For each entry below, output it exactly as it stands.

* _Dataset rows for apps and sites_:
━━━━━━━━━━━━━━━━━━━━━━━━━━━━━━

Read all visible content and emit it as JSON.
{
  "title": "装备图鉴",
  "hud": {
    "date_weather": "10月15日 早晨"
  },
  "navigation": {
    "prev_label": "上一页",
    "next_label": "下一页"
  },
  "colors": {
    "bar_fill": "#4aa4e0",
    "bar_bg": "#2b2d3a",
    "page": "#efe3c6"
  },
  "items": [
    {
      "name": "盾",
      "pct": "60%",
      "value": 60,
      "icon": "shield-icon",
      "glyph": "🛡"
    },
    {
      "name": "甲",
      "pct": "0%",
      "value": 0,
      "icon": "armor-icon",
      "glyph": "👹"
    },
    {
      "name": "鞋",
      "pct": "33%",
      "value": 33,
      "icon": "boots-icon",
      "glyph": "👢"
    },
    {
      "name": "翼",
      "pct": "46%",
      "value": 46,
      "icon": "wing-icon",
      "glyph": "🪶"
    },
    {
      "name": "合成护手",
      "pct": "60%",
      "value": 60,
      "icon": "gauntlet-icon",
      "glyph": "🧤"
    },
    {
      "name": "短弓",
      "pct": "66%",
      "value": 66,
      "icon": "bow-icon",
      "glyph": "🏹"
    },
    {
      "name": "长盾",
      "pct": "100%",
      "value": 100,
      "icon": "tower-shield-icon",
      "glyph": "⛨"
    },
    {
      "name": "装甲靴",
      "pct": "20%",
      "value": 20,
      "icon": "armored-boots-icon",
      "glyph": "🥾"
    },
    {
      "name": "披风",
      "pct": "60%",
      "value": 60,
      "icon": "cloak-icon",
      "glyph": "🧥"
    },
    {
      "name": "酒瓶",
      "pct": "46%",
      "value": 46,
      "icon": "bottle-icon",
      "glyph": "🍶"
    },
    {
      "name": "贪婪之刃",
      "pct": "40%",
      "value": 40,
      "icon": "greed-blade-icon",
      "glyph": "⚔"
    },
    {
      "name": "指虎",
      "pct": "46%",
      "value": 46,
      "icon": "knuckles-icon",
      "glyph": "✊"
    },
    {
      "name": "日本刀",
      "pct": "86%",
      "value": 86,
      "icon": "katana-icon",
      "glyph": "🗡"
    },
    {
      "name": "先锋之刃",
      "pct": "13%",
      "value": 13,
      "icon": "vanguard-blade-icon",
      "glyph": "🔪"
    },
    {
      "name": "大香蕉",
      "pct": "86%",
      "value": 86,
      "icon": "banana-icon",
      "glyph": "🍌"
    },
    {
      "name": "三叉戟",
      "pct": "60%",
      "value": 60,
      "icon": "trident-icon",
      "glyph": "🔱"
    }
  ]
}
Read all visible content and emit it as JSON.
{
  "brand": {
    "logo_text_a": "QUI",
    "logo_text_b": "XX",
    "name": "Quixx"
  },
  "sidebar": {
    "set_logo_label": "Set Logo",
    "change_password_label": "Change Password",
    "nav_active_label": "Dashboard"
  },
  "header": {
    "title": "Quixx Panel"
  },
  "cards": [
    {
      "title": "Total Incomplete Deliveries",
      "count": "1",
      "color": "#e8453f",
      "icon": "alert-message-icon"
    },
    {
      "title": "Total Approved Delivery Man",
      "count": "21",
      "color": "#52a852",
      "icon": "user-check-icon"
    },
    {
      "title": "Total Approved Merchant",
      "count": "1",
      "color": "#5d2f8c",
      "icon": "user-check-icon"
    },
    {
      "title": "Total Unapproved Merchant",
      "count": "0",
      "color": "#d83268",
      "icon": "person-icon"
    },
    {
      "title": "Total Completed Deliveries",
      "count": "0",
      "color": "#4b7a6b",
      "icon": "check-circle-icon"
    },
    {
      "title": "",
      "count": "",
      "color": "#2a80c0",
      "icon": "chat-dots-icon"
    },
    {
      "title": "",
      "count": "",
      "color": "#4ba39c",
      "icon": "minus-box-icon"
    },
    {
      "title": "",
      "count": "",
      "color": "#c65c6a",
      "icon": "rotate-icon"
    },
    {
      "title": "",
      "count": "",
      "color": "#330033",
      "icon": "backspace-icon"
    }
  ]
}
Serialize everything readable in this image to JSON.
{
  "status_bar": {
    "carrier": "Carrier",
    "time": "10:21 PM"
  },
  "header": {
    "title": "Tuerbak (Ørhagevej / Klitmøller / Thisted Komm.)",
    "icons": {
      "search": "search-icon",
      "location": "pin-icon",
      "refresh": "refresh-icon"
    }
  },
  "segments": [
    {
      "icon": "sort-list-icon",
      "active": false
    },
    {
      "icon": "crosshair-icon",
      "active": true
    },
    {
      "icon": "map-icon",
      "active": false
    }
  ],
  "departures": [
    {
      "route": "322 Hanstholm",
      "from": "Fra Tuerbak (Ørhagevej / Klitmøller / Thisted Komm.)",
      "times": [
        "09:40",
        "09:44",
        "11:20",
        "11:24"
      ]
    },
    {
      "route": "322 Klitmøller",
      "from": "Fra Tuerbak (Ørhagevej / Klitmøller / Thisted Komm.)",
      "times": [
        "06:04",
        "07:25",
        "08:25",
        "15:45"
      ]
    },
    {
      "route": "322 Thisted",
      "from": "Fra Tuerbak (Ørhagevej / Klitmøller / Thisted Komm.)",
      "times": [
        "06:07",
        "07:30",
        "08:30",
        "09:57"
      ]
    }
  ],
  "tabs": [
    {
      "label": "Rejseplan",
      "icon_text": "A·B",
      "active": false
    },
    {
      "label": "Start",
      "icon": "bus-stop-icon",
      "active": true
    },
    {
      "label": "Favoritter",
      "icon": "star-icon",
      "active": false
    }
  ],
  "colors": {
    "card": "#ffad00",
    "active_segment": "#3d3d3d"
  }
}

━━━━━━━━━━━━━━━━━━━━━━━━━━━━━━

* _Expected output_:
Read all visible content and emit it as JSON.
{
  "title": "装备图鉴",
  "hud": {
    "date_weather": "10月15日 早晨"
  },
  "navigation": {
    "prev_label": "上一页",
    "next_label": "下一页"
  },
  "colors": {
    "bar_fill": "#4aa4e0",
    "bar_bg": "#2b2d3a",
    "page": "#efe3c6"
  },
  "items": [
    {
      "name": "盾",
      "pct": "60%",
      "value": 60,
      "icon": "shield-icon",
      "glyph": "🛡"
    },
    {
      "name": "甲",
      "pct": "0%",
      "value": 0,
      "icon": "armor-icon",
      "glyph": "👹"
    },
    {
      "name": "鞋",
      "pct": "33%",
      "value": 33,
      "icon": "boots-icon",
      "glyph": "👢"
    },
    {
      "name": "翼",
      "pct": "46%",
      "value": 46,
      "icon": "wing-icon",
      "glyph": "🪶"
    },
    {
      "name": "合成护手",
      "pct": "60%",
      "value": 60,
      "icon": "gauntlet-icon",
      "glyph": "🧤"
    },
    {
      "name": "短弓",
      "pct": "66%",
      "value": 66,
      "icon": "bow-icon",
      "glyph": "🏹"
    },
    {
      "name": "长盾",
      "pct": "100%",
      "value": 100,
      "icon": "tower-shield-icon",
      "glyph": "⛨"
    },
    {
      "name": "装甲靴",
      "pct": "20%",
      "value": 20,
      "icon": "armored-boots-icon",
      "glyph": "🥾"
    },
    {
      "name": "披风",
      "pct": "60%",
      "value": 60,
      "icon": "cloak-icon",
      "glyph": "🧥"
    },
    {
      "name": "酒瓶",
      "pct": "46%",
      "value": 46,
      "icon": "bottle-icon",
      "glyph": "🍶"
    },
    {
      "name": "贪婪之刃",
      "pct": "40%",
      "value": 40,
      "icon": "greed-blade-icon",
      "glyph": "⚔"
    },
    {
      "name": "指虎",
      "pct": "46%",
      "value": 46,
      "icon": "knuckles-icon",
      "glyph": "✊"
    },
    {
      "name": "日本刀",
      "pct": "86%",
      "value": 86,
      "icon": "katana-icon",
      "glyph": "🗡"
    },
    {
      "name": "先锋之刃",
      "pct": "13%",
      "value": 13,
      "icon": "vanguard-blade-icon",
      "glyph": "🔪"
    },
    {
      "name": "大香蕉",
      "pct": "86%",
      "value": 86,
      "icon": "banana-icon",
      "glyph": "🍌"
    },
    {
      "name": "三叉戟",
      "pct": "60%",
      "value": 60,
      "icon": "trident-icon",
      "glyph": "🔱"
    }
  ]
}
Read all visible content and emit it as JSON.
{
  "brand": {
    "logo_text_a": "QUI",
    "logo_text_b": "XX",
    "name": "Quixx"
  },
  "sidebar": {
    "set_logo_label": "Set Logo",
    "change_password_label": "Change Password",
    "nav_active_label": "Dashboard"
  },
  "header": {
    "title": "Quixx Panel"
  },
  "cards": [
    {
      "title": "Total Incomplete Deliveries",
      "count": "1",
      "color": "#e8453f",
      "icon": "alert-message-icon"
    },
    {
      "title": "Total Approved Delivery Man",
      "count": "21",
      "color": "#52a852",
      "icon": "user-check-icon"
    },
    {
      "title": "Total Approved Merchant",
      "count": "1",
      "color": "#5d2f8c",
      "icon": "user-check-icon"
    },
    {
      "title": "Total Unapproved Merchant",
      "count": "0",
      "color": "#d83268",
      "icon": "person-icon"
    },
    {
      "title": "Total Completed Deliveries",
      "count": "0",
      "color": "#4b7a6b",
      "icon": "check-circle-icon"
    },
    {
      "title": "",
      "count": "",
      "color": "#2a80c0",
      "icon": "chat-dots-icon"
    },
    {
      "title": "",
      "count": "",
      "color": "#4ba39c",
      "icon": "minus-box-icon"
    },
    {
      "title": "",
      "count": "",
      "color": "#c65c6a",
      "icon": "rotate-icon"
    },
    {
      "title": "",
      "count": "",
      "color": "#330033",
      "icon": "backspace-icon"
    }
  ]
}
Serialize everything readable in this image to JSON.
{
  "status_bar": {
    "carrier": "Carrier",
    "time": "10:21 PM"
  },
  "header": {
    "title": "Tuerbak (Ørhagevej / Klitmøller / Thisted Komm.)",
    "icons": {
      "search": "search-icon",
      "location": "pin-icon",
      "refresh": "refresh-icon"
    }
  },
  "segments": [
    {
      "icon": "sort-list-icon",
      "active": false
    },
    {
      "icon": "crosshair-icon",
      "active": true
    },
    {
      "icon": "map-icon",
      "active": false
    }
  ],
  "departures": [
    {
      "route": "322 Hanstholm",
      "from": "Fra Tuerbak (Ørhagevej / Klitmøller / Thisted Komm.)",
      "times": [
        "09:40",
        "09:44",
        "11:20",
        "11:24"
      ]
    },
    {
      "route": "322 Klitmøller",
      "from": "Fra Tuerbak (Ørhagevej / Klitmøller / Thisted Komm.)",
      "times": [
        "06:04",
        "07:25",
        "08:25",
        "15:45"
      ]
    },
    {
      "route": "322 Thisted",
      "from": "Fra Tuerbak (Ørhagevej / Klitmøller / Thisted Komm.)",
      "times": [
        "06:07",
        "07:30",
        "08:30",
        "09:57"
      ]
    }
  ],
  "tabs": [
    {
      "label": "Rejseplan",
      "icon_text": "A·B",
      "active": false
    },
    {
      "label": "Start",
      "icon": "bus-stop-icon",
      "active": true
    },
    {
      "label": "Favoritter",
      "icon": "star-icon",
      "active": false
    }
  ],
  "colors": {
    "card": "#ffad00",
    "active_segment": "#3d3d3d"
  }
}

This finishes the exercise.